Commissioning and Careers
Upon graduation, the midshipmen are commissioned as officers in the U.S. Navy or U.S. Marine Corps. All new officers receive orders to active duty and are assigned to a broad spectrum of communities such as naval aviation, surface warfare, submarines, Marine ground or aviation forces, or other specialized fields.
Surface Warfare is the "traditional" community within the Navy that employs surface ships for the missions of forward naval presence, sea control, and projection of power ashore. Surface Warfare Officers are the men and women who, as junior officers just out of college, lead the sailors within the many specialized divisions of a ship's crew. Surface Warfare Officers are Navy officers whose training and primary duties focus on the operation of Navy ships at sea and the management of various shipboard systems. Their ultimate goal is to command a Navy surface ship.
Naval aviation is renowned for the demands it places upon its fliers. The skills and concentration required to land a high-performance jet on board an aircraft carrier deck pitching in the black of night, or to track a submarine while flying at only a few feet above stormy seas, are not only linked to a solid academic background or to top physical conditioning. There is more to it than that: It requires a combination of talents and dedication that many people possess, but few are challenged to use to full measure.
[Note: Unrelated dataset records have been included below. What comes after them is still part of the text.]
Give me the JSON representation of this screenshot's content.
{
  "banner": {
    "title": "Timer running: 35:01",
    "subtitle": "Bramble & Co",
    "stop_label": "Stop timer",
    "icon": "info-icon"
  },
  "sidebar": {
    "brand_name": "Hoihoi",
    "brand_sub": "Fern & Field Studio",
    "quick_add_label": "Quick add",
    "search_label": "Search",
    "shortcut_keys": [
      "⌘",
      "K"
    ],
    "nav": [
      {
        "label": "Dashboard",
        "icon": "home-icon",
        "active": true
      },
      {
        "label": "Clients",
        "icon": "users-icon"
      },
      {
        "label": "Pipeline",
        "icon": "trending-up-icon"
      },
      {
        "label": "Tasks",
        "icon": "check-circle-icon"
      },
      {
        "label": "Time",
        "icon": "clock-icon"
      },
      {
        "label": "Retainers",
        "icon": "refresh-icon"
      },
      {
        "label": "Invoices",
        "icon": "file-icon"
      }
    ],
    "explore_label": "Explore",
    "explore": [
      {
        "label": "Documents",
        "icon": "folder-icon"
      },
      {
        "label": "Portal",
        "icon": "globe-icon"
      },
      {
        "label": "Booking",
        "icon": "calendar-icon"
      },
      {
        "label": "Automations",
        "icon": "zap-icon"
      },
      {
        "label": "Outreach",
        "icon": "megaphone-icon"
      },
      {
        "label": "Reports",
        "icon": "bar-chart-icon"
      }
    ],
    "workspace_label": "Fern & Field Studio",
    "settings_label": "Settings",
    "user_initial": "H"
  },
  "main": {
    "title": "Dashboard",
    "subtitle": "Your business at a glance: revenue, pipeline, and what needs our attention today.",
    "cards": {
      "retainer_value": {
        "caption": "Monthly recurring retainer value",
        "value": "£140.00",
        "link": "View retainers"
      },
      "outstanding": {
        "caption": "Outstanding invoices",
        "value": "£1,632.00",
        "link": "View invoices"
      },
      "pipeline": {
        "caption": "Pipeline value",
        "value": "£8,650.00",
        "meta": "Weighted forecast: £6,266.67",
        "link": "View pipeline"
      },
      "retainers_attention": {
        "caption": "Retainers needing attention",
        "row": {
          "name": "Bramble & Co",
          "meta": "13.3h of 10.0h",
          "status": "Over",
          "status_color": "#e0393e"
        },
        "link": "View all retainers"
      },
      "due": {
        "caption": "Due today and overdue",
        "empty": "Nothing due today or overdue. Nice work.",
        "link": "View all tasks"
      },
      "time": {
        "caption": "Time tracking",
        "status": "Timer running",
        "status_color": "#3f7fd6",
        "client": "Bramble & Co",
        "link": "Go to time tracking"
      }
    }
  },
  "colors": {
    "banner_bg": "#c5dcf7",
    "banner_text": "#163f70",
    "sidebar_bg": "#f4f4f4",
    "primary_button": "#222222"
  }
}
Naval flight officers (NFOs) are the men and women who operate the advance systems onboard naval aircraft, and some may also act as the overall tactical coordinators of multiple air assets during a mission. They differ from Naval aviators in that they do not pilot the aircraft in which they serve. This division of labor between aviators and NFOs allows for each to concentrate more closely on mission tasks that require specific occupational training. NFOs are integral members of the Naval aviation community and are just as competitive as Naval aviators for command of aircraft squadrons, air wings, and even aircraft carriers.
Midshipmen who select Submarine Warfare can look forward to a challenging career as a member of an elite, technically advanced, multimission community. Newly commissioned ensigns will find themselves serving onboard the most capable submarines in the world today.
The newly commissioned officer from the NROTC program will complete the Explosive Ordnance Disposal (EOD) Training. EOD Training is a 10-month course that is both physically and mentally demanding. The mission is to train officers and enlisted personnel in the best methods of detection, identification, render safe, and disposal of explosive ordnance and related devices. This includes all known foreign ordnance, chemical weapons, biological weapons, nuclear weapons, clandestine improvised devices and any and all ordnance/devices which may be encountered under water.
Naval Special Warfare (NSW) is the maritime component of the United States Special Operations Command which deploys forces to conduct special operations and activities in support of combatant commanders and U.S. national interests. NSW operational forces are comprised of SEAL teams, SEAL delivery vehicle teams, and special boat teams specially organized and trained to conduct the full spectrum of special operations in maritime and other extreme environments.
After graduating college and successfully completing Officer Candidate School (OCS) and the NROTC program, midshipmen will earn a commission as a second lieutenant in the United States Marine Corps. Assignments are given according to the needs of the Marine Corps, and officers seek assignments that will give them a balance of command experience, combat experience and joint staff appointments.